Note each line in the data below that holds "ruoyi", and copy it.
★ ★ ★ ★ ★
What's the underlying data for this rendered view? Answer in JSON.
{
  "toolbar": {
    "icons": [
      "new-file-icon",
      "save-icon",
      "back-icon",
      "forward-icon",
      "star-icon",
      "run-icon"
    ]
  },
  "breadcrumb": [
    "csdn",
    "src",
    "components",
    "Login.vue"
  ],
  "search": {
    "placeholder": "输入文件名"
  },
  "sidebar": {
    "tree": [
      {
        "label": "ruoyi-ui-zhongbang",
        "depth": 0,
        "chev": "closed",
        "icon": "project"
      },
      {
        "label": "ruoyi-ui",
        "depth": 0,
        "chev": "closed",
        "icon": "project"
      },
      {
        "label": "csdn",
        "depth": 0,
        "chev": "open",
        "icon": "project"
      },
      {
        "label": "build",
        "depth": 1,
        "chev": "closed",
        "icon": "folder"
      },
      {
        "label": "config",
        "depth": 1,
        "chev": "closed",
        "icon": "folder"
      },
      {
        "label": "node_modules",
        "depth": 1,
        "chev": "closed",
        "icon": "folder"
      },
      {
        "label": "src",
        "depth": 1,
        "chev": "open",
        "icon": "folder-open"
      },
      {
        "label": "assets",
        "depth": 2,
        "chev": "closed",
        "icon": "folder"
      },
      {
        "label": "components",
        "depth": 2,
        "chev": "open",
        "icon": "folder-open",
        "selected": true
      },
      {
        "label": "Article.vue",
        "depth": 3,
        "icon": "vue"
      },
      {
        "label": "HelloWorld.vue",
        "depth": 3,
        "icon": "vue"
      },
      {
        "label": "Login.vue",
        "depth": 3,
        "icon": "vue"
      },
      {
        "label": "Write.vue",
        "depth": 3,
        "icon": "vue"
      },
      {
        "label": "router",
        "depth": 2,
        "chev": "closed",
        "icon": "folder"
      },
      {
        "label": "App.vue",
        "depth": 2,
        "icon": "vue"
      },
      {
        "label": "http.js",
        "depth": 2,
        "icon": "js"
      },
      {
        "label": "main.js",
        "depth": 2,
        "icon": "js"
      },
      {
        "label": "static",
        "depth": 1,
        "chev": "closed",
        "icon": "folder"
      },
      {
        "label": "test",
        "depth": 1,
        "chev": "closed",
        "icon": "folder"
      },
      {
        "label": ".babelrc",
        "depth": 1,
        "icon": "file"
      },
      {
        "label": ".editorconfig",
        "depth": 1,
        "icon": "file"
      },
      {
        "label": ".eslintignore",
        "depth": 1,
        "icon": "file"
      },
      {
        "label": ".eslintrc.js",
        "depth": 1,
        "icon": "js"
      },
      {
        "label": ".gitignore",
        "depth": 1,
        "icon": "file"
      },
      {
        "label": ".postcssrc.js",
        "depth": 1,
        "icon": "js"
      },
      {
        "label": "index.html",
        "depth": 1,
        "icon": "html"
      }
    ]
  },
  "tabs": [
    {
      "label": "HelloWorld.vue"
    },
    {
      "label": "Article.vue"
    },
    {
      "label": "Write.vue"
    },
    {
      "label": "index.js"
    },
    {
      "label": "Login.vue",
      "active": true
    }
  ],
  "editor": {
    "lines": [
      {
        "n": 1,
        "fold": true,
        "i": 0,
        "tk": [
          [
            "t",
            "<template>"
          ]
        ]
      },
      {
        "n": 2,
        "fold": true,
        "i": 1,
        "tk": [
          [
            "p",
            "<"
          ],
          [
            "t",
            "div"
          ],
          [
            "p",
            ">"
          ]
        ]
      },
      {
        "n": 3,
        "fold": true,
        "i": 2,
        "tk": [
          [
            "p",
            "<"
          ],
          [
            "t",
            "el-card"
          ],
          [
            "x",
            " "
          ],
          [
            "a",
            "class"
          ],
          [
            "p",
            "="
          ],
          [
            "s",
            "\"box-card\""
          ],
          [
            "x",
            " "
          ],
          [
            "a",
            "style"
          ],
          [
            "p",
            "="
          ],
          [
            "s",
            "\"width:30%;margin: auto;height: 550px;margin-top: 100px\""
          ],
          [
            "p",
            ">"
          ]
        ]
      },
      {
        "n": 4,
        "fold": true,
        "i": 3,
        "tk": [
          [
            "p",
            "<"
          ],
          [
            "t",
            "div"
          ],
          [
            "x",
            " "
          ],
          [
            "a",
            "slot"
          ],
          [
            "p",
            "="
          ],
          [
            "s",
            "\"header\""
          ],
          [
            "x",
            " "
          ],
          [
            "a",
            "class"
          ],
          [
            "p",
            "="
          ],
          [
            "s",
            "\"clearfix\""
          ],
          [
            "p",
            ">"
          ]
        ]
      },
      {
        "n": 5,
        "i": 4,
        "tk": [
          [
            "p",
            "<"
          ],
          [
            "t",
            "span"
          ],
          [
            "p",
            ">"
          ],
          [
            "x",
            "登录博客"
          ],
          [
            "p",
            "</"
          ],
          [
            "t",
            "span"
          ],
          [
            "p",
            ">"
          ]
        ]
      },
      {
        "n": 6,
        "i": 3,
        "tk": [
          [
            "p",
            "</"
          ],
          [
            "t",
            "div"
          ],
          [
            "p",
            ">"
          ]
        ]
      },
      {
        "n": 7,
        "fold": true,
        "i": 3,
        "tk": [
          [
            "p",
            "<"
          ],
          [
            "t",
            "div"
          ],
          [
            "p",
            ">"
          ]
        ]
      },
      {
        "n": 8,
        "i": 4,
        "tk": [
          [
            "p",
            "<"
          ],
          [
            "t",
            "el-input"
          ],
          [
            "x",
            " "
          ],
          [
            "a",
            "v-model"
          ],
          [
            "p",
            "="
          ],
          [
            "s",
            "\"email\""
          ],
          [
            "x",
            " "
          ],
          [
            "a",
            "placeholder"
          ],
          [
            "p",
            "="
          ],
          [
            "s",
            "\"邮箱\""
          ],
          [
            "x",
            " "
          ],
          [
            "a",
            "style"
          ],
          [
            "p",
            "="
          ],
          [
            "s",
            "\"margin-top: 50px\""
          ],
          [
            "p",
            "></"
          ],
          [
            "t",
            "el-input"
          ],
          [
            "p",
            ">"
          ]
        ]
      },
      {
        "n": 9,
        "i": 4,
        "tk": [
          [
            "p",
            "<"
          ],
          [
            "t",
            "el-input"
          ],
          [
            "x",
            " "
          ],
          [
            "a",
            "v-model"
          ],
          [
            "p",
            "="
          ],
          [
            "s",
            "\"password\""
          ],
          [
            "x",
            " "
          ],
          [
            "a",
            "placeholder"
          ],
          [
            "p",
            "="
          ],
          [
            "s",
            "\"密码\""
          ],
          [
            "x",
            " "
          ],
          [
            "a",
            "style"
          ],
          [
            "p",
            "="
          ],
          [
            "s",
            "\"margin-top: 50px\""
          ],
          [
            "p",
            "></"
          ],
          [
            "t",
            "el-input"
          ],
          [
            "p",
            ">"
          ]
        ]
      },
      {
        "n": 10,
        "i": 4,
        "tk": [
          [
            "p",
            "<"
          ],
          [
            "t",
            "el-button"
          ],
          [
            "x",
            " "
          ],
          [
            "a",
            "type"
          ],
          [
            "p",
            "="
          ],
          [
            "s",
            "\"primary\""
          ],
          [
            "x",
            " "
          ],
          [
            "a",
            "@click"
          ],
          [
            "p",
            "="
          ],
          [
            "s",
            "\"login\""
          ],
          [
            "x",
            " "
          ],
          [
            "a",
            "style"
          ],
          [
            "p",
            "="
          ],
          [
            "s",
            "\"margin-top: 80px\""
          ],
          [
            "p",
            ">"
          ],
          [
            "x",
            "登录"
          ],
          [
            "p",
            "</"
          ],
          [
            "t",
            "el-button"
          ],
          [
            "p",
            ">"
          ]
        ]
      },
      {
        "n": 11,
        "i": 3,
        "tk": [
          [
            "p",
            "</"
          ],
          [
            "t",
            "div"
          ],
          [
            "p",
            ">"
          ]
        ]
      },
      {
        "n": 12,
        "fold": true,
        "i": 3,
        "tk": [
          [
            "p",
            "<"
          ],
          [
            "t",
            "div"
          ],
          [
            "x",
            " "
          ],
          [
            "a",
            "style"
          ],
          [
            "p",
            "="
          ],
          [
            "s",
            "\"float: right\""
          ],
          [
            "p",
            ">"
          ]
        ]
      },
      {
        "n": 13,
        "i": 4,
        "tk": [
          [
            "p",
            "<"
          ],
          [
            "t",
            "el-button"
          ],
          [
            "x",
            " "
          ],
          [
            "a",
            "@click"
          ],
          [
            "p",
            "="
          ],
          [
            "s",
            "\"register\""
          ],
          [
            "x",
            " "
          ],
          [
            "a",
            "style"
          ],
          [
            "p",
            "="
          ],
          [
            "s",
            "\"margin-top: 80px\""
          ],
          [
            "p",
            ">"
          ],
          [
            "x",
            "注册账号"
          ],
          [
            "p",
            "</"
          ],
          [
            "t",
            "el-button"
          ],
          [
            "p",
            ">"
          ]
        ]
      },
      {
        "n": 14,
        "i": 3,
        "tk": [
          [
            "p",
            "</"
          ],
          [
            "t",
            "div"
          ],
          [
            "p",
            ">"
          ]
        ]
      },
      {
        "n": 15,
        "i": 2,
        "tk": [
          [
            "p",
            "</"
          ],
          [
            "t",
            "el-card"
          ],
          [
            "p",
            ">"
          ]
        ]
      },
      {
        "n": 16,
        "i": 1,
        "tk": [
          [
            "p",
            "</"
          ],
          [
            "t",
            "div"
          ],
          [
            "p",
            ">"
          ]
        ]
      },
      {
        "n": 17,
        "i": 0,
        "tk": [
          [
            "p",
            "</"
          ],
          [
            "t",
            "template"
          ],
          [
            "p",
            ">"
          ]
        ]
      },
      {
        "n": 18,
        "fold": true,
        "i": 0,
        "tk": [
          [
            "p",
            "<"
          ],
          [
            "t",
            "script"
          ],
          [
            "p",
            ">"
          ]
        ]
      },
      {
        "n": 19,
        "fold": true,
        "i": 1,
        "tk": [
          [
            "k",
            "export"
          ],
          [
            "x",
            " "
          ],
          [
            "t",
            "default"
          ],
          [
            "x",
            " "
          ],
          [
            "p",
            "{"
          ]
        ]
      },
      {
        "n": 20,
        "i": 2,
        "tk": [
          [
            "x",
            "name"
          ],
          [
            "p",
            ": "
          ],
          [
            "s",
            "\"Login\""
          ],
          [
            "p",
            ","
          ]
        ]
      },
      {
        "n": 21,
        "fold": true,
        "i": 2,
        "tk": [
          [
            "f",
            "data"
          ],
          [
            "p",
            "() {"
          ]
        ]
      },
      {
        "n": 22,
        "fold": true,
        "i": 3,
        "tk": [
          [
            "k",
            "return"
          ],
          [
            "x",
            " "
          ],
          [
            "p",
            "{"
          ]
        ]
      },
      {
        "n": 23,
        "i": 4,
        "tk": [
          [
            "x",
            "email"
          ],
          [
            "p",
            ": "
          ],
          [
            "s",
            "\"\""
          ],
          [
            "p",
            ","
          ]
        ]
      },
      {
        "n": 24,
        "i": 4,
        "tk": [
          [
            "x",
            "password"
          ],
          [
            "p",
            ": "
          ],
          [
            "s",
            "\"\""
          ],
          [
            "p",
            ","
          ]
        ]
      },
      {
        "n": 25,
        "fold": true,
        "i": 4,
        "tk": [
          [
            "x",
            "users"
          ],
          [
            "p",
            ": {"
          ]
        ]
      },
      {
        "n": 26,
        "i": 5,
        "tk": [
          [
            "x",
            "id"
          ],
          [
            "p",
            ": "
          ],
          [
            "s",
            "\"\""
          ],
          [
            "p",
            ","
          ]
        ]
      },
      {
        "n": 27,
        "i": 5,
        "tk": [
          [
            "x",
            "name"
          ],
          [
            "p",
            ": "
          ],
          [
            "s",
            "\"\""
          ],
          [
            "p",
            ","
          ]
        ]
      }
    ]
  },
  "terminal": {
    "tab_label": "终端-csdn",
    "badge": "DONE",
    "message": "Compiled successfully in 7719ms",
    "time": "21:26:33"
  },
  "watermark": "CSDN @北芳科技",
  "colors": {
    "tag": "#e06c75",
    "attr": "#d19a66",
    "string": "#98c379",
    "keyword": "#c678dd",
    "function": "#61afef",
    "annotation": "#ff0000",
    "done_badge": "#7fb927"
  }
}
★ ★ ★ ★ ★
** Solution for this problem **
        "label": "ruoyi-ui-zhongbang",
        "label": "ruoyi-ui",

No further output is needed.